# Work task:
The expected answer is a bare count of the lines in the data below that contain "this".

# Given records:
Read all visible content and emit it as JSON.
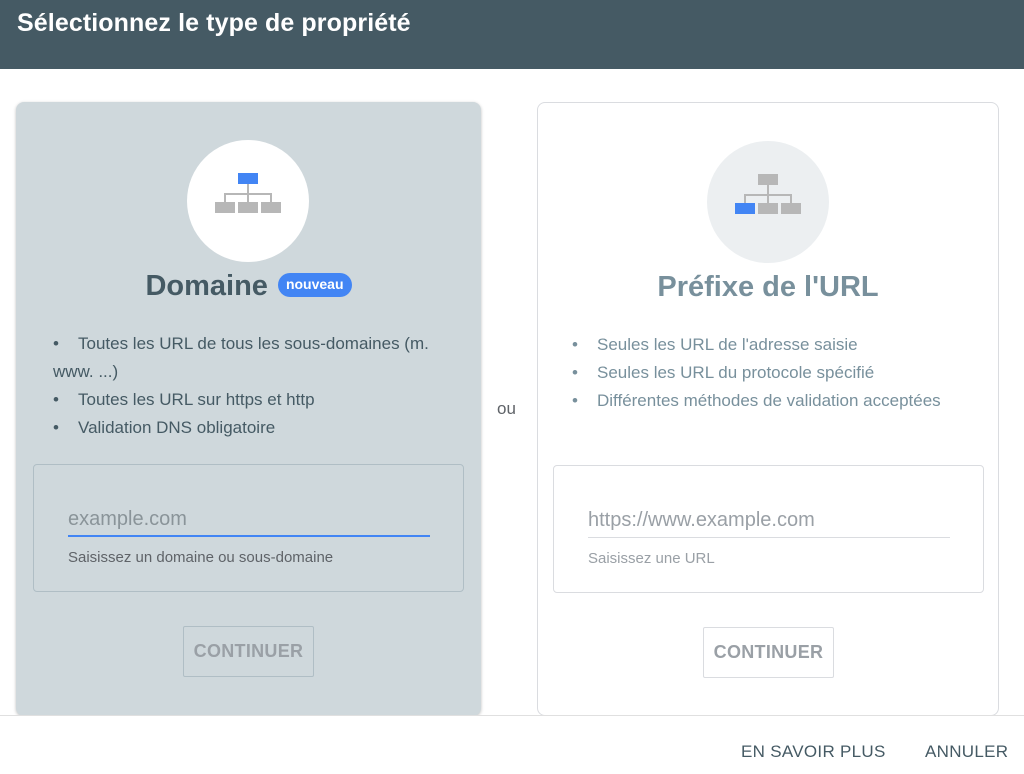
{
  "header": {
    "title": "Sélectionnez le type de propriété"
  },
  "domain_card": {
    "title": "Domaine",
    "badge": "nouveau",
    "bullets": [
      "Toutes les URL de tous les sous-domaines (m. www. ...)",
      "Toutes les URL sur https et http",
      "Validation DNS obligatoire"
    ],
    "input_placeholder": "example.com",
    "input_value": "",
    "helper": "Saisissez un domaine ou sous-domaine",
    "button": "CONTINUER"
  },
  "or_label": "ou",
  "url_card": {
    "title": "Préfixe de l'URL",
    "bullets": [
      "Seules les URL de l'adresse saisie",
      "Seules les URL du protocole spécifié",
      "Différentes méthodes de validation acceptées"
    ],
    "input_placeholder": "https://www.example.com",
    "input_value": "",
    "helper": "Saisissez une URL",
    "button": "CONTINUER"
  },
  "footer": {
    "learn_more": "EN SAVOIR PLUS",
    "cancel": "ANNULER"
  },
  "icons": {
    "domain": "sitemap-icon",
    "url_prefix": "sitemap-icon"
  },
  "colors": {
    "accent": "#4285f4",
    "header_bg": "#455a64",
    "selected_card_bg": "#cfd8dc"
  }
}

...

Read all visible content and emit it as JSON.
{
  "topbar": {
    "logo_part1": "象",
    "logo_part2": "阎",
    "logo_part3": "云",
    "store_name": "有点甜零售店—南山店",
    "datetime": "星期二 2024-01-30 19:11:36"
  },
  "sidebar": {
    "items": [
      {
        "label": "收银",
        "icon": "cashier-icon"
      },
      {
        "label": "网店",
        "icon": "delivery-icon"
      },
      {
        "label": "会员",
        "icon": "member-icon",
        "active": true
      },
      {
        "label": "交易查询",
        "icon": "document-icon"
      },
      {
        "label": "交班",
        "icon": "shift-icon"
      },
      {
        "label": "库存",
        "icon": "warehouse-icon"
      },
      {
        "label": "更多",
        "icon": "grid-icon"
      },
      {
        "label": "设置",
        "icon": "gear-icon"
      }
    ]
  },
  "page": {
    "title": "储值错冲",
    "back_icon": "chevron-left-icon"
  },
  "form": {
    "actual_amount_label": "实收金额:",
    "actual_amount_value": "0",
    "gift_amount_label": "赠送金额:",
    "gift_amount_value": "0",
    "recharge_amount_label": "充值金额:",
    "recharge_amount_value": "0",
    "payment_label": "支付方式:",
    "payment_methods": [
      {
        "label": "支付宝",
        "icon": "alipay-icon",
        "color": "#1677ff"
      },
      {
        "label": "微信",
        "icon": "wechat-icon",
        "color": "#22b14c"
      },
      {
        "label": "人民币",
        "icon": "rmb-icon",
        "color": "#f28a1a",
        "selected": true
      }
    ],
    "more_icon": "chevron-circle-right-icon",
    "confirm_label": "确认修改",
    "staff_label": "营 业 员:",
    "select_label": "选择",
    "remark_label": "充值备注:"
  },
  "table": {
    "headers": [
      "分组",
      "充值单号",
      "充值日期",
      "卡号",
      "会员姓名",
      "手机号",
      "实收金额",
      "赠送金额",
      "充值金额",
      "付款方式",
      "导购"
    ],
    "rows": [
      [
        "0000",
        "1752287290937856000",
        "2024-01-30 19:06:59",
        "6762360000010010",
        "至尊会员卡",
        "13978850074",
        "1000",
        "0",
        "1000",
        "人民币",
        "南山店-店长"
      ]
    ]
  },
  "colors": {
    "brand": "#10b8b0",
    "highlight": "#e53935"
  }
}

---

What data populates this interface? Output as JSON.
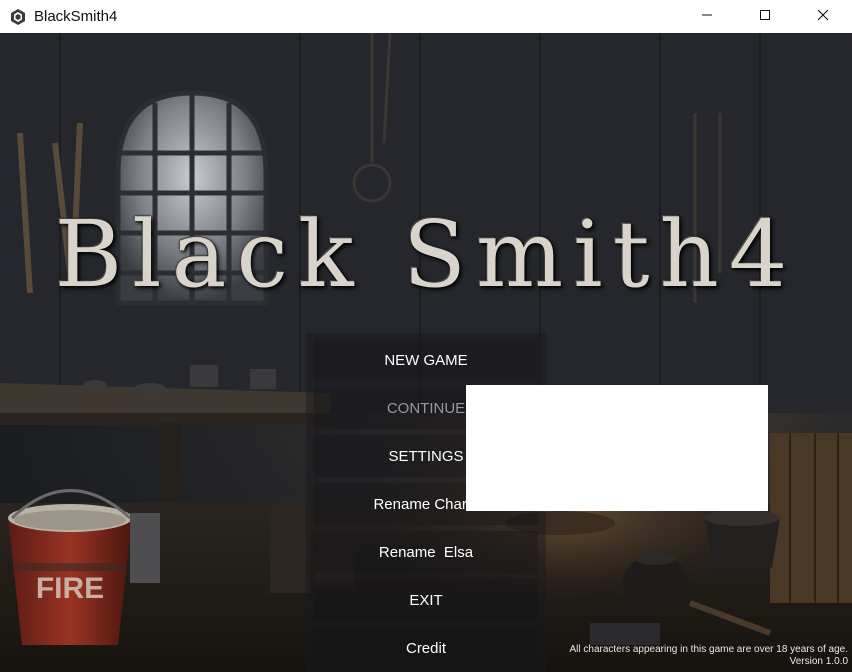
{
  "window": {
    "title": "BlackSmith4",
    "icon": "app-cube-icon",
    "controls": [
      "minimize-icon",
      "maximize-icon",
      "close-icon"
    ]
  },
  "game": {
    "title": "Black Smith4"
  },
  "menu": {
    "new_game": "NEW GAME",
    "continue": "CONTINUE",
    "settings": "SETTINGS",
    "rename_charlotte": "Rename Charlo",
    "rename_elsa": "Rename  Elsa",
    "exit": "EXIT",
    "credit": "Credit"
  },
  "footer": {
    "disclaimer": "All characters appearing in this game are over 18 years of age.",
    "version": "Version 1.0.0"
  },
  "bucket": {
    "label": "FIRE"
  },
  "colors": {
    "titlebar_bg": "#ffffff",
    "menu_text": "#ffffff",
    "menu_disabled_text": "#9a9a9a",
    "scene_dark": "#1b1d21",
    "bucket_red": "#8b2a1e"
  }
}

# Written response:
2